## Source material:
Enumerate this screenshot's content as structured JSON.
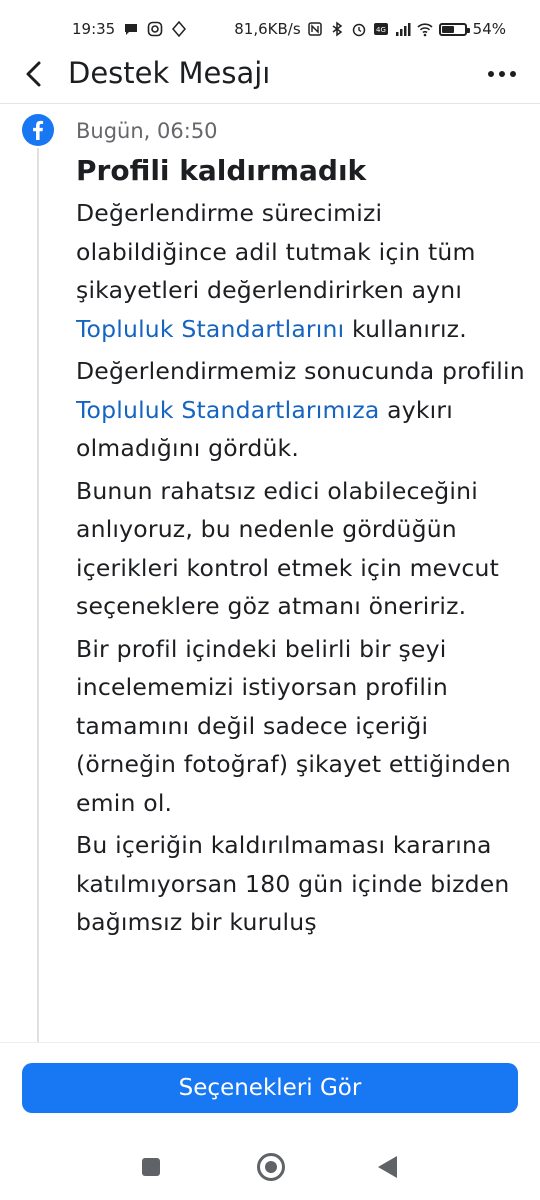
{
  "status_bar": {
    "time": "19:35",
    "network_speed": "81,6KB/s",
    "battery_percent": "54%",
    "battery_level": 0.54,
    "icons": [
      "chat-notification-icon",
      "instagram-icon",
      "navigation-icon",
      "nfc-icon",
      "bluetooth-icon",
      "alarm-icon",
      "volte-icon",
      "signal-icon",
      "wifi-icon",
      "battery-icon"
    ]
  },
  "header": {
    "title": "Destek Mesajı",
    "back_icon": "chevron-left-icon",
    "more_icon": "more-horizontal-icon"
  },
  "message": {
    "sender_icon": "facebook-icon",
    "timestamp": "Bugün, 06:50",
    "title": "Profili kaldırmadık",
    "p1_before": "Değerlendirme sürecimizi olabildiğince adil tutmak için tüm şikayetleri değerlendirirken aynı ",
    "p1_link": "Topluluk Standartlarını",
    "p1_after": " kullanırız.",
    "p2_before": "Değerlendirmemiz sonucunda profilin ",
    "p2_link": "Topluluk Standartlarımıza",
    "p2_after": " aykırı olmadığını gördük.",
    "p3": "Bunun rahatsız edici olabileceğini anlıyoruz, bu nedenle gördüğün içerikleri kontrol etmek için mevcut seçeneklere göz atmanı öneririz.",
    "p4": "Bir profil içindeki belirli bir şeyi incelememizi istiyorsan profilin tamamını değil sadece içeriği (örneğin fotoğraf) şikayet ettiğinden emin ol.",
    "p5": "Bu içeriğin kaldırılmaması kararına katılmıyorsan 180 gün içinde bizden bağımsız bir kuruluş"
  },
  "cta": {
    "label": "Seçenekleri Gör"
  },
  "colors": {
    "accent": "#1877f2",
    "link": "#1565c0",
    "text": "#1c1e21",
    "muted": "#65676b"
  },
  "nav_bar": {
    "icons": [
      "recent-apps-icon",
      "home-icon",
      "back-icon"
    ]
  }
}
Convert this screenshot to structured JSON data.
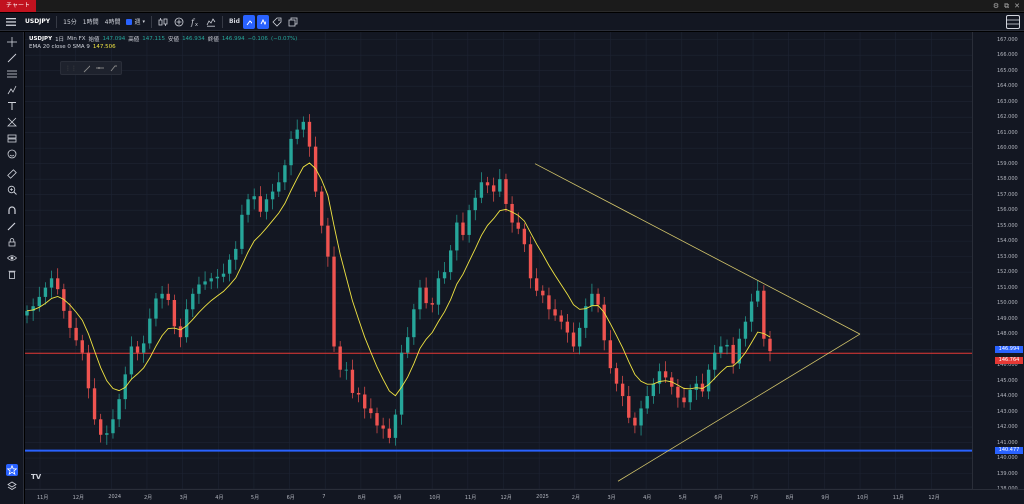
{
  "window": {
    "title": "チャート",
    "controls": [
      "⚙",
      "⧉",
      "✕"
    ]
  },
  "toolbar": {
    "symbol": "USDJPY",
    "intervals": [
      "15分",
      "1時間",
      "4時間"
    ],
    "interval_selected": "週",
    "bid_label": "Bid"
  },
  "legend": {
    "symbol": "USDJPY",
    "interval": "1日",
    "source": "Min FX",
    "open_label": "始値",
    "open": "147.094",
    "high_label": "高値",
    "high": "147.115",
    "low_label": "安値",
    "low": "146.934",
    "close_label": "終値",
    "close": "146.994",
    "change": "−0.106",
    "change_pct": "(−0.07%)",
    "ema_label": "EMA 20 close 0 SMA 9",
    "ema_value": "147.506"
  },
  "price_axis": {
    "ticks": [
      "167.000",
      "166.000",
      "165.000",
      "164.000",
      "163.000",
      "162.000",
      "161.000",
      "160.000",
      "159.000",
      "158.000",
      "157.000",
      "156.000",
      "155.000",
      "154.000",
      "153.000",
      "152.000",
      "151.000",
      "150.000",
      "149.000",
      "148.000",
      "147.000",
      "146.000",
      "145.000",
      "144.000",
      "143.000",
      "142.000",
      "141.000",
      "140.000",
      "139.000",
      "138.000"
    ],
    "last_price": "146.994",
    "red_line_price": "146.764",
    "blue_line_price": "140.477"
  },
  "time_axis": {
    "labels": [
      "11月",
      "12月",
      "2024",
      "2月",
      "3月",
      "4月",
      "5月",
      "6月",
      "7",
      "8月",
      "9月",
      "10月",
      "11月",
      "12月",
      "2025",
      "2月",
      "3月",
      "4月",
      "5月",
      "6月",
      "7月",
      "8月",
      "9月",
      "10月",
      "11月",
      "12月"
    ]
  },
  "colors": {
    "background": "#131722",
    "up_candle": "#26a69a",
    "down_candle": "#ef5350",
    "ema": "#f0e442",
    "red_level": "#e53935",
    "blue_level": "#2962ff",
    "trendline": "#d4c66b"
  },
  "chart_data": {
    "type": "candlestick",
    "symbol": "USDJPY",
    "interval": "1日",
    "ylim": [
      138,
      167.5
    ],
    "horizontal_levels": [
      146.764,
      140.477
    ],
    "closes": [
      149.5,
      149.8,
      150.4,
      151.0,
      151.6,
      150.9,
      149.5,
      148.4,
      147.6,
      146.8,
      144.5,
      142.5,
      141.5,
      141.6,
      142.5,
      143.8,
      145.4,
      147.2,
      146.8,
      147.4,
      149.0,
      150.3,
      150.6,
      150.2,
      148.5,
      147.8,
      149.6,
      150.6,
      151.2,
      151.4,
      151.6,
      151.7,
      151.9,
      152.8,
      153.5,
      155.7,
      156.7,
      156.9,
      155.9,
      156.7,
      157.2,
      157.8,
      158.9,
      160.6,
      161.2,
      161.7,
      160.1,
      157.2,
      155.0,
      153.0,
      147.2,
      145.7,
      145.7,
      144.2,
      144.1,
      143.2,
      142.9,
      142.1,
      141.9,
      141.3,
      142.8,
      146.8,
      147.8,
      149.6,
      151.0,
      150.0,
      149.9,
      151.6,
      152.0,
      153.4,
      155.2,
      154.4,
      156.0,
      156.8,
      157.8,
      157.6,
      157.2,
      158.0,
      156.4,
      155.2,
      154.8,
      153.8,
      151.6,
      150.8,
      150.5,
      149.6,
      149.2,
      148.8,
      148.1,
      147.2,
      148.4,
      149.8,
      150.6,
      149.9,
      147.6,
      145.8,
      144.8,
      144.0,
      142.6,
      142.1,
      143.2,
      144.0,
      144.8,
      145.6,
      145.2,
      144.6,
      143.9,
      143.6,
      144.4,
      144.8,
      144.3,
      145.7,
      146.8,
      147.2,
      147.3,
      146.1,
      147.7,
      148.8,
      150.1,
      150.8,
      147.7,
      146.9
    ]
  }
}
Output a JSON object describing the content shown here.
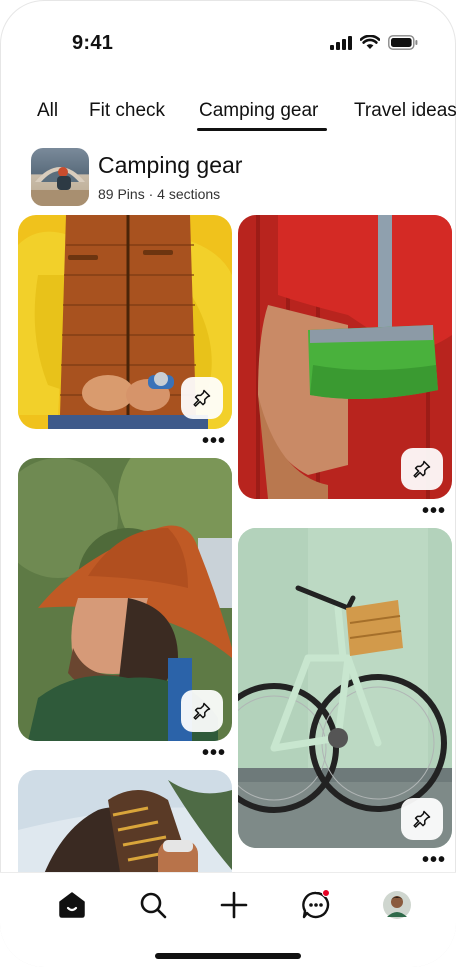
{
  "status_bar": {
    "time": "9:41"
  },
  "tabs": [
    {
      "label": "All"
    },
    {
      "label": "Fit check"
    },
    {
      "label": "Camping gear"
    },
    {
      "label": "Travel ideas"
    }
  ],
  "board": {
    "title": "Camping gear",
    "meta": "89 Pins · 4 sections"
  },
  "pins": [
    {
      "description": "puffer-vest",
      "more": "•••"
    },
    {
      "description": "green-lunch-bag",
      "more": "•••"
    },
    {
      "description": "orange-hat",
      "more": "•••"
    },
    {
      "description": "mint-bicycle",
      "more": "•••"
    },
    {
      "description": "hiking-boots"
    }
  ],
  "nav": {
    "home": "home-icon",
    "search": "search-icon",
    "create": "plus-icon",
    "messages": "messages-icon",
    "profile": "avatar"
  },
  "colors": {
    "accent": "#111111",
    "notification": "#e60023"
  }
}
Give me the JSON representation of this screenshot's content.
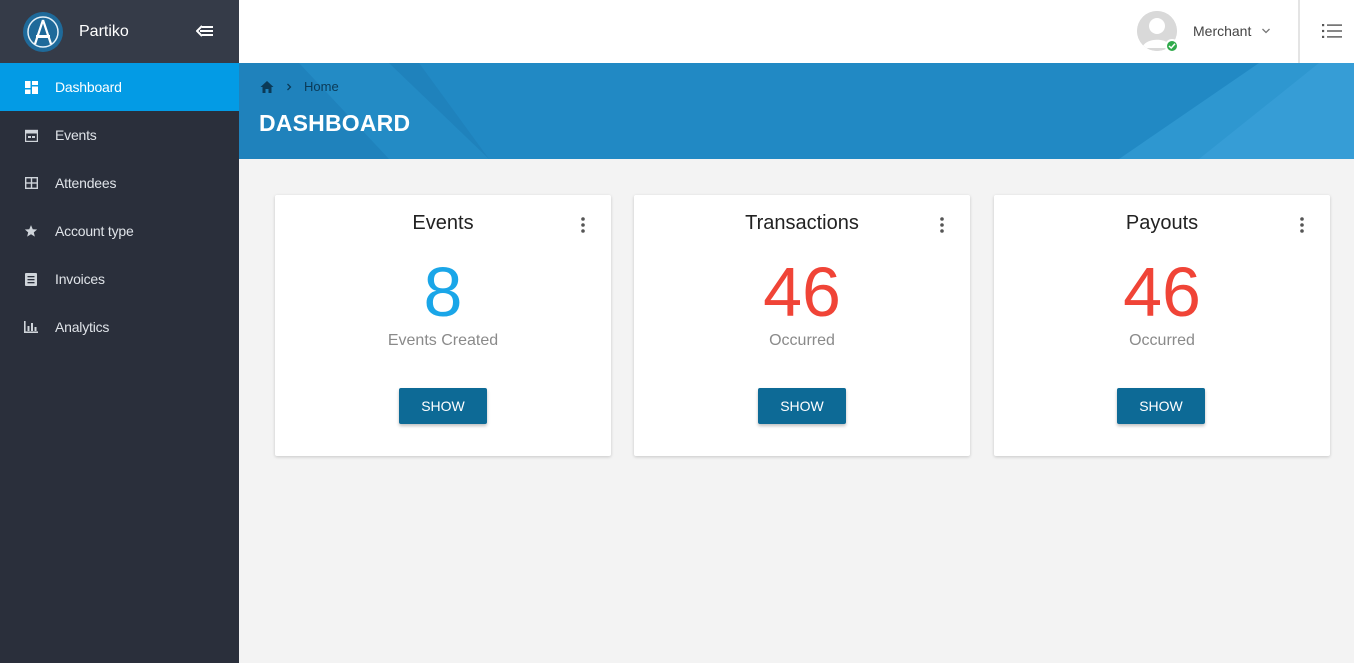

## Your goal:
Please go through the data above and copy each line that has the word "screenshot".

## Solution for this task:
Enumerate this screenshot's content as structured JSON.
Convert this screenshot to structured JSON data.
Give me the JSON representation of this screenshot's content.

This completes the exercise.